The list of Royal names that were included in the filter were: Prince, Princess, Queen, Elizabeth, King, Duke, Duchess, Monarch, Regal, Royal, Crown, Lord, Earl, Viscount, Buckingham, Palace, Castle, Sovereign, Victoria, Henry, James, William, Harry, Charlotte, Katherine, Charles, Edward, George, Louis, Beatrice, Balmoral, Sandringham, Windsor, Osborne, Clarence, and Kensington.
Using UK House Price Index Data from HM Land Registry, the average sale price of similar surrounding properties (the average sale price of the same property type [flat, terraced, semi-detached, detached etc] within the same Local Authority during the same month & year of sale) was obtained for each Royal Street property within England and Wales. Caveat: average similar sale prices do not account for variations in property size or location within each Local Authority.
All places with a potential Royal connection were included (i.e St James’ road will be included under James due to St James’ palace, even if it’s possible that the individual street is named after St James himself)
Royal Street data for Scotland was obtained from the OS Open Names data from the Ordnance Survey. The same steps were taken as for the England and Wales data to filter the Royal street names.
The corresponding postcodes for each of the Scottish Royal Streets were obtained from the Scottish Postcode Directory. The postcodes for each street were obtained by matching the provided grid reference coordinates for each street with those in the Postcode Directory to obtain each street’s postcode.
The corresponding postcodes for each of the Scottish Royal Streets were obtained from the Scottish Postcode Directory. The postcodes for each street were obtained by matching the provided grid reference coordinates for each street with those in the Postcode Directory to obtain each street’s postcode. Property sale prices for each Scottish Royal Street were then obtained from Scotland’s Land Information Service. The sale price and date of all property sales within each postcode were obtained, and then filtered to the sales occurring after January 2017, and that the listed street name contained the correct royal keywords.

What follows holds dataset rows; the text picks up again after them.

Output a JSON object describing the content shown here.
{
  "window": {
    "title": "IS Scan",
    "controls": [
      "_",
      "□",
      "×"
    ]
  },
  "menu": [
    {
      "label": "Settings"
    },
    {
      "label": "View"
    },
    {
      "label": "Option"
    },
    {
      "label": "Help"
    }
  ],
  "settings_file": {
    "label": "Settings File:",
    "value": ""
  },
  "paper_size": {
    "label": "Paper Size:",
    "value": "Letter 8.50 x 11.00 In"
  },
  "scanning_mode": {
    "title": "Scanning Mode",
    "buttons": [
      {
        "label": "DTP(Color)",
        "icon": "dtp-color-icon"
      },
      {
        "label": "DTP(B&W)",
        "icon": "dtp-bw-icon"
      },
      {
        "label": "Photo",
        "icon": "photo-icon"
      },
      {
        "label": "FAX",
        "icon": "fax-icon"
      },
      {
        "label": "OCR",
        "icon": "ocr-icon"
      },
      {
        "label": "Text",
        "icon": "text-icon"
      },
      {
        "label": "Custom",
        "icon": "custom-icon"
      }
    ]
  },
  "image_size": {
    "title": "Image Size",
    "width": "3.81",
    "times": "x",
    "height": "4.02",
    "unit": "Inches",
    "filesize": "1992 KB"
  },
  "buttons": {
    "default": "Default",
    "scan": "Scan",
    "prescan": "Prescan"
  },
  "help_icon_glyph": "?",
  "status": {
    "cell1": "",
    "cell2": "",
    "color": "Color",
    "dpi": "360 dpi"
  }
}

The average sale price of similar surrounding properties was then found for each Royal street in Scotland. The UK House Price Index was also used to obtain average sale prices for each local authority during the specified sale month, however as the Scottish sale data does not contain information on each property type (Flat, Detached etc.), this had to be averaged and estimated. If the property address contained the word ‘Flat’ then the average sale price of a flat from the UK HPI was used, otherwise, the estimated average sale price of similar surrounding properties was estimated according to the distribution of each property type (Flat, Detached etc.) from within each local authority from government statistics.
The percentage sale price difference for each Royal street property across England, Wales and Scotland was then calculated, using the actual property sale price, and the average similar surrounding property price. The outlying 10% of properties were then excluded, as were any Local Authorities with fewer than 50 property sales within the time frame (City of London, Shetland Islands, Isle of Anglesey, East Dunbartonshire and Na-h Eileanan an Iar were excluded from the Local Authority data).
The average percentage price difference was calculated using the percentage sale price difference of each property for each Royal Keyword and Local Authority.